● **Task**
How many lines in the listing below include the word "label"? Answer with the number and nothing else.

[Start of section]

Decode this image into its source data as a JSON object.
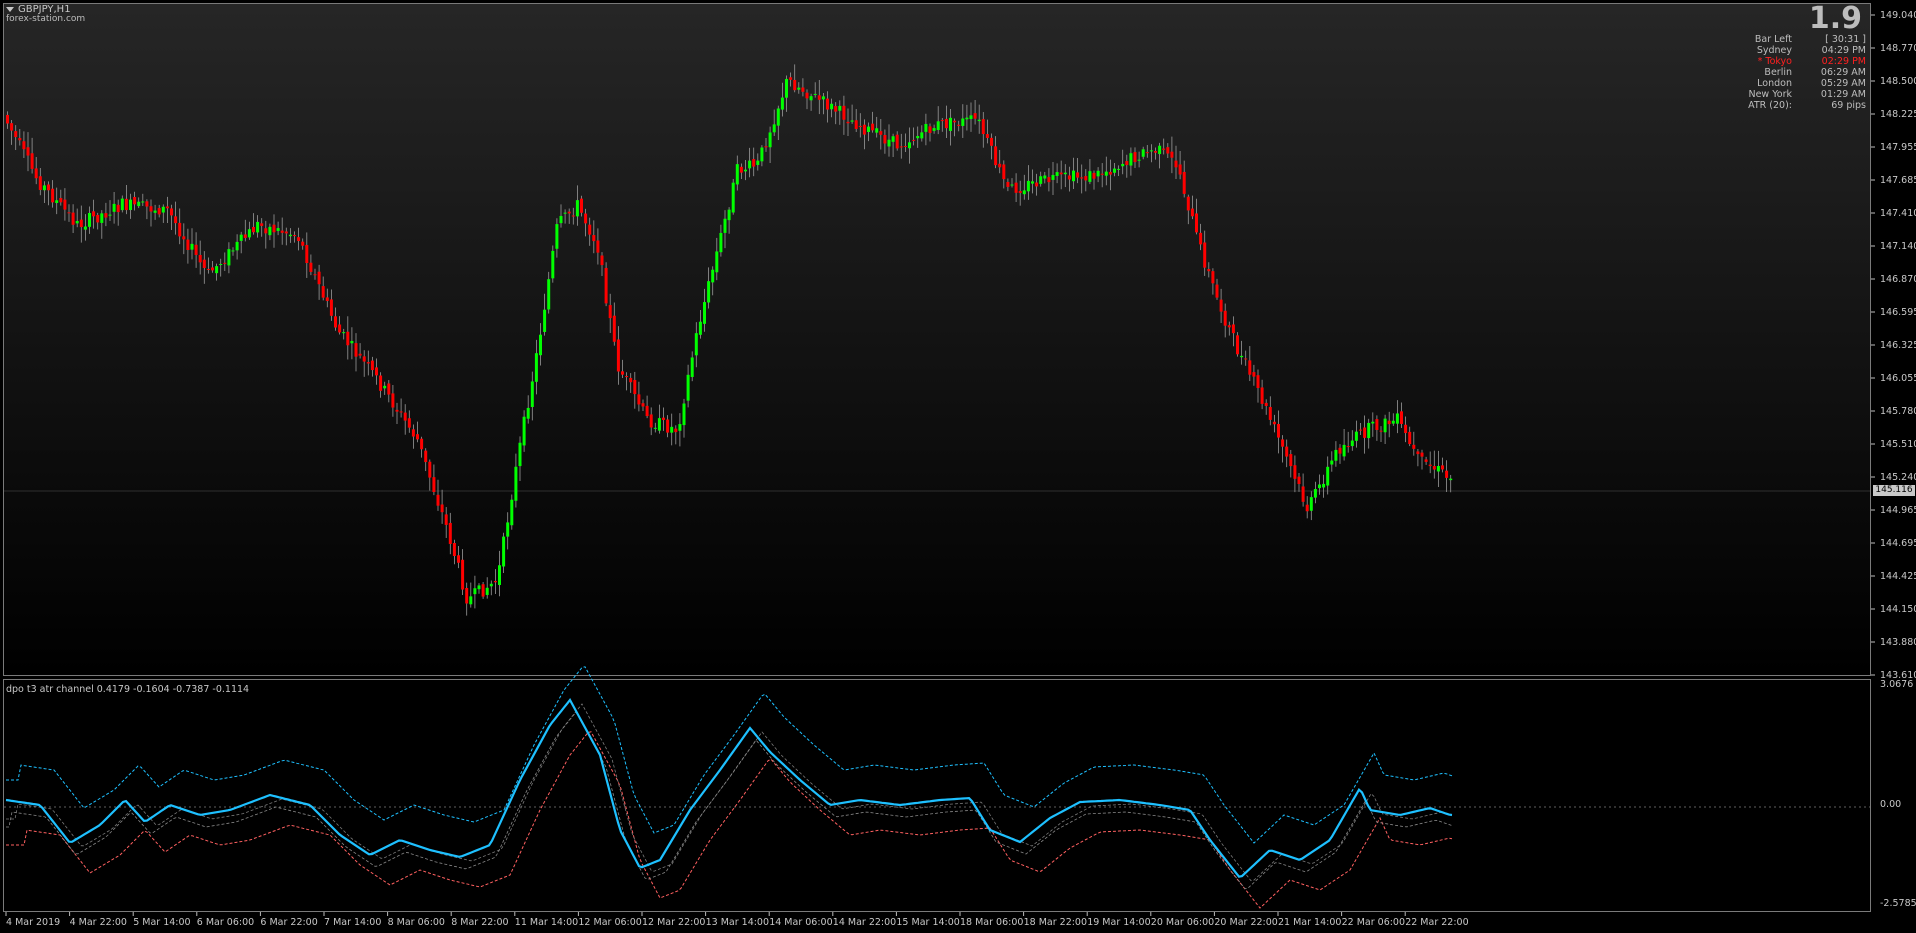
{
  "chart": {
    "symbol": "GBPJPY,H1",
    "watermark": "forex-station.com",
    "current_price": "145.116",
    "price_axis": [
      "149.040",
      "148.770",
      "148.500",
      "148.225",
      "147.955",
      "147.685",
      "147.410",
      "147.140",
      "146.870",
      "146.595",
      "146.325",
      "146.055",
      "145.780",
      "145.510",
      "145.240",
      "144.965",
      "144.695",
      "144.425",
      "144.150",
      "143.880",
      "143.610"
    ],
    "time_axis": [
      "4 Mar 2019",
      "4 Mar 22:00",
      "5 Mar 14:00",
      "6 Mar 06:00",
      "6 Mar 22:00",
      "7 Mar 14:00",
      "8 Mar 06:00",
      "8 Mar 22:00",
      "11 Mar 14:00",
      "12 Mar 06:00",
      "12 Mar 22:00",
      "13 Mar 14:00",
      "14 Mar 06:00",
      "14 Mar 22:00",
      "15 Mar 14:00",
      "18 Mar 06:00",
      "18 Mar 22:00",
      "19 Mar 14:00",
      "20 Mar 06:00",
      "20 Mar 22:00",
      "21 Mar 14:00",
      "22 Mar 06:00",
      "22 Mar 22:00"
    ],
    "colors": {
      "bull": "#00ff00",
      "bear": "#ff0000",
      "line": "#1ec0ff",
      "dash": "#1ec0ff",
      "lower": "#ff6060",
      "grid": "#808080"
    }
  },
  "info": {
    "big_value": "1.9",
    "rows": [
      {
        "label": "Bar Left",
        "value": "[ 30:31 ]",
        "highlight": false
      },
      {
        "label": "Sydney",
        "value": "04:29 PM",
        "highlight": false
      },
      {
        "label": "* Tokyo",
        "value": "02:29 PM",
        "highlight": true
      },
      {
        "label": "Berlin",
        "value": "06:29 AM",
        "highlight": false
      },
      {
        "label": "London",
        "value": "05:29 AM",
        "highlight": false
      },
      {
        "label": "New York",
        "value": "01:29 AM",
        "highlight": false
      },
      {
        "label": "ATR (20):",
        "value": "69 pips",
        "highlight": false
      }
    ]
  },
  "indicator": {
    "label": "dpo t3 atr channel 0.4179 -0.1604 -0.7387 -0.1114",
    "axis": [
      "3.0676",
      "0.00",
      "-2.5785"
    ]
  }
}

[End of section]

● **Reply to the task**
8